INSTRUCTIONS FOR THE TASK: Using the word "group" as the filter, copy each matching line from the records.

[Saved data entries]
· · ·
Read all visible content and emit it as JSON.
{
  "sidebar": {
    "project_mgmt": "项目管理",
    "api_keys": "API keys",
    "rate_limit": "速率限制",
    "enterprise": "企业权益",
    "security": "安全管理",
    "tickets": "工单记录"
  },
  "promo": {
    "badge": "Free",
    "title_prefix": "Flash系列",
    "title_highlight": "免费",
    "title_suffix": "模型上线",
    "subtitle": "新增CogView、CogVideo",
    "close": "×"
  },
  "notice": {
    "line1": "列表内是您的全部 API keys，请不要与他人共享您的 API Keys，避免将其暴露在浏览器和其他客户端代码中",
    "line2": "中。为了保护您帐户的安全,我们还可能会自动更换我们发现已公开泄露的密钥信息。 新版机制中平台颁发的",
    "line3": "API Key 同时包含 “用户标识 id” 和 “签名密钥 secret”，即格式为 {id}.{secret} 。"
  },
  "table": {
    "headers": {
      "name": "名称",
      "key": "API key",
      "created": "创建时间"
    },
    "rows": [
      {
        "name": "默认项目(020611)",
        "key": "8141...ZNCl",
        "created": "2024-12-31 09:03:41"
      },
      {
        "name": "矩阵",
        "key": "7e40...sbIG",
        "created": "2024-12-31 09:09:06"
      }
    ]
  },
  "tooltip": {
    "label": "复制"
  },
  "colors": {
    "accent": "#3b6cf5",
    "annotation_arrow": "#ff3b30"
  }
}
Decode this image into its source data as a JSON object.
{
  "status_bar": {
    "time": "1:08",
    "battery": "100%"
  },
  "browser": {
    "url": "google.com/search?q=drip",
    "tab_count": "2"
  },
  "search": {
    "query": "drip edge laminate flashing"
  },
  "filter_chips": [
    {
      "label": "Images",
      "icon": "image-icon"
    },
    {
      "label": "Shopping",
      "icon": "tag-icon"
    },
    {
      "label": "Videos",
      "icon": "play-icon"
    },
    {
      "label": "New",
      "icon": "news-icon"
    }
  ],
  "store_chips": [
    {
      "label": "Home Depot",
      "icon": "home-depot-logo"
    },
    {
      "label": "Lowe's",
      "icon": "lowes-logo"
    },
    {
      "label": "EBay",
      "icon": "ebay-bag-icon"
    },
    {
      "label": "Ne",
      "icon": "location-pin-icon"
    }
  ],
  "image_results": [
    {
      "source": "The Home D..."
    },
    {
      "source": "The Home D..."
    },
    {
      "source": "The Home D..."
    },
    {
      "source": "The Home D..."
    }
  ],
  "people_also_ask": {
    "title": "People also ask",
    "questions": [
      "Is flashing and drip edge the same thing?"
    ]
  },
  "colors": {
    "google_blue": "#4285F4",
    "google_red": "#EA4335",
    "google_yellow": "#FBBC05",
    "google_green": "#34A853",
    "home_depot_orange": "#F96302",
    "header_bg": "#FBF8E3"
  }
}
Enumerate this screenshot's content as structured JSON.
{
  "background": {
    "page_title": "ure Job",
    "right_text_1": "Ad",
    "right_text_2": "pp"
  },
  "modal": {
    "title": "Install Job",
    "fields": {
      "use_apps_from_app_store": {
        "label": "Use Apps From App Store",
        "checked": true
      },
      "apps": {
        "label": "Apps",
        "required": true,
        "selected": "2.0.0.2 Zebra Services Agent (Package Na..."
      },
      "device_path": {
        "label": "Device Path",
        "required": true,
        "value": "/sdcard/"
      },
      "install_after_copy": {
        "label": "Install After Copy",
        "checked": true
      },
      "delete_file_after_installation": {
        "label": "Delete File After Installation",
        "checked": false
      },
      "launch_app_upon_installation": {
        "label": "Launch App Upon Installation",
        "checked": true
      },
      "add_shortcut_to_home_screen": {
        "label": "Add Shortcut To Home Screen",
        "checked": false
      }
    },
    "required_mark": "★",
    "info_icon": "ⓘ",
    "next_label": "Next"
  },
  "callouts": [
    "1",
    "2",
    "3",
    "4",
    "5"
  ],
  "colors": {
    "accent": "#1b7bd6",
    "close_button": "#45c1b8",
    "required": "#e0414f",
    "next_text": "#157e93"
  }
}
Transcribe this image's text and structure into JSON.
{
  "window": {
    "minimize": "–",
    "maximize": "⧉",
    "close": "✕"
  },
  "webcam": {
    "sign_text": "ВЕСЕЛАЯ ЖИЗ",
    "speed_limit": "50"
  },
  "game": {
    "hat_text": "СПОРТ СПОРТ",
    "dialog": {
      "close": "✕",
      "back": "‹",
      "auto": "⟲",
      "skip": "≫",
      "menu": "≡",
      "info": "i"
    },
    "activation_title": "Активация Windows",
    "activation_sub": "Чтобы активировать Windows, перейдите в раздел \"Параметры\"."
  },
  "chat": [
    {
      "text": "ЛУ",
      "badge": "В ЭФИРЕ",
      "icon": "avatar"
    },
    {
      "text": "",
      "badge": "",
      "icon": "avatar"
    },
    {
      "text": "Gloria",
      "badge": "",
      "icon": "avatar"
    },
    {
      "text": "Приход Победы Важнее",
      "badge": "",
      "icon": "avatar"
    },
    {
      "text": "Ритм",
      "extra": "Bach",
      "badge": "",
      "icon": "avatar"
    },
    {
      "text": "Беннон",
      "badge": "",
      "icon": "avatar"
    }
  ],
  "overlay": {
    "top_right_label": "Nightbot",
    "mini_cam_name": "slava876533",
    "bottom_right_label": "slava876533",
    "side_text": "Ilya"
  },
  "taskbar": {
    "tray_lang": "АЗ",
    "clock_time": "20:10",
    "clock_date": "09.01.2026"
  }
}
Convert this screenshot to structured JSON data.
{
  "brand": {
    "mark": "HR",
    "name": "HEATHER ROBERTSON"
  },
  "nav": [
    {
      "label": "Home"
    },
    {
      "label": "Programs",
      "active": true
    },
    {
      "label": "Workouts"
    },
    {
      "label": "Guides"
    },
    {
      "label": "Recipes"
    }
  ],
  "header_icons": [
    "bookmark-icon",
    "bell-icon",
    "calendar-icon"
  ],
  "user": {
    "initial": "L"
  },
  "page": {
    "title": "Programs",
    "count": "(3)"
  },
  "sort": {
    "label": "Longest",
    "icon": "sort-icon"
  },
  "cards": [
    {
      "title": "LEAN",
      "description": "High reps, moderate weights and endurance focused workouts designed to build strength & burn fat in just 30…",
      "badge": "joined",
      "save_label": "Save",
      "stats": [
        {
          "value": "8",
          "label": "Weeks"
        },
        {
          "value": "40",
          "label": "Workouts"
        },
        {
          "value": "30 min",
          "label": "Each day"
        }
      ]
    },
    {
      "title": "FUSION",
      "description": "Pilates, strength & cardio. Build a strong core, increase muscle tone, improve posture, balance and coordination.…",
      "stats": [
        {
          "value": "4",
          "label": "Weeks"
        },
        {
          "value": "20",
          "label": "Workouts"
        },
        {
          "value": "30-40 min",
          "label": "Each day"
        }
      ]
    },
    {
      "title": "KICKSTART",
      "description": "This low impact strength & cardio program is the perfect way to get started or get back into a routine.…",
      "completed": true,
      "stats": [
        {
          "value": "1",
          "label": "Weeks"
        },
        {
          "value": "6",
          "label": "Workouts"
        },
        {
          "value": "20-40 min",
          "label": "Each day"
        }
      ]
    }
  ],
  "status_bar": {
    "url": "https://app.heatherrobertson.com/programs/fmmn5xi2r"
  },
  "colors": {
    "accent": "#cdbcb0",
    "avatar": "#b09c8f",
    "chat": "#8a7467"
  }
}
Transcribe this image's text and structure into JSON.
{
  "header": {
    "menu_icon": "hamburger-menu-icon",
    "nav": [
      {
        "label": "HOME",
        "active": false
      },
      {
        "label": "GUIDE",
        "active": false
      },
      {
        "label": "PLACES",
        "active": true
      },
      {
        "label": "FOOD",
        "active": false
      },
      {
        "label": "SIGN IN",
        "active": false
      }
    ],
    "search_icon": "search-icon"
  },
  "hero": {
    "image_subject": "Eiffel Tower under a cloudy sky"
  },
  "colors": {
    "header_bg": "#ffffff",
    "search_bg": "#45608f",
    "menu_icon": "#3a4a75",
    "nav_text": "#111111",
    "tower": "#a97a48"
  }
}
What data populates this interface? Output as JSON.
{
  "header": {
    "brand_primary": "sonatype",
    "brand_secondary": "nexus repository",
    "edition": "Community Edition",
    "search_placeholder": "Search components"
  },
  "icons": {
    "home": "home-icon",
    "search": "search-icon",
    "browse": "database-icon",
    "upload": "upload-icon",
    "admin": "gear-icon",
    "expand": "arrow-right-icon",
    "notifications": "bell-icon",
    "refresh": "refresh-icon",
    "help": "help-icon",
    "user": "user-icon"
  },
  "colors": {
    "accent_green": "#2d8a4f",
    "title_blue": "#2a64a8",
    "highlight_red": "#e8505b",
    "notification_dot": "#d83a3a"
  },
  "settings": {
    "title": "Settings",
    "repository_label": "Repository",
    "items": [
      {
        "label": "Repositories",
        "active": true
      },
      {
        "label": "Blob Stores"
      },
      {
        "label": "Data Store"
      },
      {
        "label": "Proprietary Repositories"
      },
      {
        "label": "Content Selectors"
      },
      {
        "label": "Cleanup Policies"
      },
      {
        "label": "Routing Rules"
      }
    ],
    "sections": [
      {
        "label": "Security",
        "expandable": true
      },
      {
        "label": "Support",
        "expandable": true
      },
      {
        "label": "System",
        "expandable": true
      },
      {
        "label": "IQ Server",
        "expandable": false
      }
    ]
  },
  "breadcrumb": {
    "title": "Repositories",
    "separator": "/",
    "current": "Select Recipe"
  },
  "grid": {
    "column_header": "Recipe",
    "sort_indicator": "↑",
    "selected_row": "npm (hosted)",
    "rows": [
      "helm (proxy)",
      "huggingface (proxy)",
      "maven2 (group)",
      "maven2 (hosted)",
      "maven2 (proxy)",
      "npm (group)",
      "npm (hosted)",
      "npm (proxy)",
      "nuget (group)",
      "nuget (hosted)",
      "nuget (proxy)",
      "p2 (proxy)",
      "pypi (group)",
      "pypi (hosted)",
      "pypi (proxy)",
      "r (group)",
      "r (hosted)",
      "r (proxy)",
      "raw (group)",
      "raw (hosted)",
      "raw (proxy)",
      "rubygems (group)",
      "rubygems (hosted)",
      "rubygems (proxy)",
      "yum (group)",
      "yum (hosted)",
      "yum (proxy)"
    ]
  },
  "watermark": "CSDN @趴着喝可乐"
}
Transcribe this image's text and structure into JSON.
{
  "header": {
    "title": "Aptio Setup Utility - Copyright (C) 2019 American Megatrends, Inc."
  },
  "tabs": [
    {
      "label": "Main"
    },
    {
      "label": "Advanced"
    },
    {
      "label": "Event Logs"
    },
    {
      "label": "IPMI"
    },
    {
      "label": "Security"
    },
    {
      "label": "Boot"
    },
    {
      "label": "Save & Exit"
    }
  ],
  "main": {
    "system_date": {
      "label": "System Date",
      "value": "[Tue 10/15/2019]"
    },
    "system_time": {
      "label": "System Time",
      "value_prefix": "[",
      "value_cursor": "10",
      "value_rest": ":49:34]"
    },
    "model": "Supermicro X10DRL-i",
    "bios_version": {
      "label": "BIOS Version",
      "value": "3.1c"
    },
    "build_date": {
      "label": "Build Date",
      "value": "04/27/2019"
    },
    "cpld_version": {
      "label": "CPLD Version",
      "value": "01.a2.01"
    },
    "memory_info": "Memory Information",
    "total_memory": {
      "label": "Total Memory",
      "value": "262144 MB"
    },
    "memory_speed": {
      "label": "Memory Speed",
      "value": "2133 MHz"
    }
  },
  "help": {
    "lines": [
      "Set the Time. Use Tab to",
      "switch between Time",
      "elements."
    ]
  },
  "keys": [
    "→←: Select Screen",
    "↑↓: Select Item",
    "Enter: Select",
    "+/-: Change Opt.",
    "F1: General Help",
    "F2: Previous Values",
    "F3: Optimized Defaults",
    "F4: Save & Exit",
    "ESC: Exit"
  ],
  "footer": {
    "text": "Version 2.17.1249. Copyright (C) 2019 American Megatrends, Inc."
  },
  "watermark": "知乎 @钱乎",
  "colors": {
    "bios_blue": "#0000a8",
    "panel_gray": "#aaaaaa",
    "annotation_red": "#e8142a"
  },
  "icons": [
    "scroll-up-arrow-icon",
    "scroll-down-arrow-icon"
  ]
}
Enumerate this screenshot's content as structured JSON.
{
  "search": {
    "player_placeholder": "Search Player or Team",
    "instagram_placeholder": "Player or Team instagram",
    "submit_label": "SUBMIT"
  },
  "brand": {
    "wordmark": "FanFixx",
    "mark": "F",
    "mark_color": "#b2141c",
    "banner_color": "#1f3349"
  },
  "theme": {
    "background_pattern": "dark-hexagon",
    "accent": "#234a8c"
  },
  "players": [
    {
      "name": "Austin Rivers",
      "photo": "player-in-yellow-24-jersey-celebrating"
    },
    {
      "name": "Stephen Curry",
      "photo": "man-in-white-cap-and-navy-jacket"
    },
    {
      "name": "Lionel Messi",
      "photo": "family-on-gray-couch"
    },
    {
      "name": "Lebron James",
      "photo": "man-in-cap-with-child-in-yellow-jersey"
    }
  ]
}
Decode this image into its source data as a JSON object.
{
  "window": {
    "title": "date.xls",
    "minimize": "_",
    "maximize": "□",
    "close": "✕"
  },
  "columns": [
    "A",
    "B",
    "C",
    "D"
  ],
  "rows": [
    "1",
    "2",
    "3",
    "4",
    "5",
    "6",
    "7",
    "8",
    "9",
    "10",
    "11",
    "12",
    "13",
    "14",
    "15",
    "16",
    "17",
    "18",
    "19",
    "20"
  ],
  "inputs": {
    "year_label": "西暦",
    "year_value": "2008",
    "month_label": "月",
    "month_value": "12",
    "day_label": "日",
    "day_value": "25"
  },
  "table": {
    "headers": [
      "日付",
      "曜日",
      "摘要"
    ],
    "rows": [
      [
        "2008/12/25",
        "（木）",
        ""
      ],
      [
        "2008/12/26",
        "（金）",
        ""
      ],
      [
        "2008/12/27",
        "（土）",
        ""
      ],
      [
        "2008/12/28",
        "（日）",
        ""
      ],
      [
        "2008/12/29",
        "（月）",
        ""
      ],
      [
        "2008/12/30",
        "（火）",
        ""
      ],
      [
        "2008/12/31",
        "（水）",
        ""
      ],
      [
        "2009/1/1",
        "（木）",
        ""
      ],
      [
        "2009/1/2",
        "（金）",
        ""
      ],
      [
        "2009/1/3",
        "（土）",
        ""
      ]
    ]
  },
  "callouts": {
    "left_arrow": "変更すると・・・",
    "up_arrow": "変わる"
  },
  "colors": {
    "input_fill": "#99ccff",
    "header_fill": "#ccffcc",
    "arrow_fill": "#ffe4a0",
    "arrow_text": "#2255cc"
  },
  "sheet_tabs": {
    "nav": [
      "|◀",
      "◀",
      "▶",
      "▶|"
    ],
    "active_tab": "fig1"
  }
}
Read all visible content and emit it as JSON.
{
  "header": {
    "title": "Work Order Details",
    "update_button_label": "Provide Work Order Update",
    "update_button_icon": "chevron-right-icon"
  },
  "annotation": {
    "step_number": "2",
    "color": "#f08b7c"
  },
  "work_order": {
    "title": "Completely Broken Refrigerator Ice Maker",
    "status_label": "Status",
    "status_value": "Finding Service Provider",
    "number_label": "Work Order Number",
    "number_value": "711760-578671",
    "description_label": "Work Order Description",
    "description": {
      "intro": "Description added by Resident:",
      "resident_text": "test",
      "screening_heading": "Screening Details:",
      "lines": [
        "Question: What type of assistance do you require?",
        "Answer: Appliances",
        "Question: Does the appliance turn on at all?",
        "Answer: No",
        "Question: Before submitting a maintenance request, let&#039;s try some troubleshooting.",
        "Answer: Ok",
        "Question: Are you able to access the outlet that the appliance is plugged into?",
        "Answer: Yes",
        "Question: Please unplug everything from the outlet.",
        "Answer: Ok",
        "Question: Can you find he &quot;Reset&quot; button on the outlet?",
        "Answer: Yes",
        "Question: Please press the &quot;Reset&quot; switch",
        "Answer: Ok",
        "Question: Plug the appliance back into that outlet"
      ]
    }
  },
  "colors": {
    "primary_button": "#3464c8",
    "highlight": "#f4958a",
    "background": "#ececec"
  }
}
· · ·
SOLUTION TO THIS PROBLEM:
      "maven2 (group)",
      "npm (group)",
      "nuget (group)",
      "pypi (group)",
      "r (group)",
      "raw (group)",
      "rubygems (group)",
      "yum (group)",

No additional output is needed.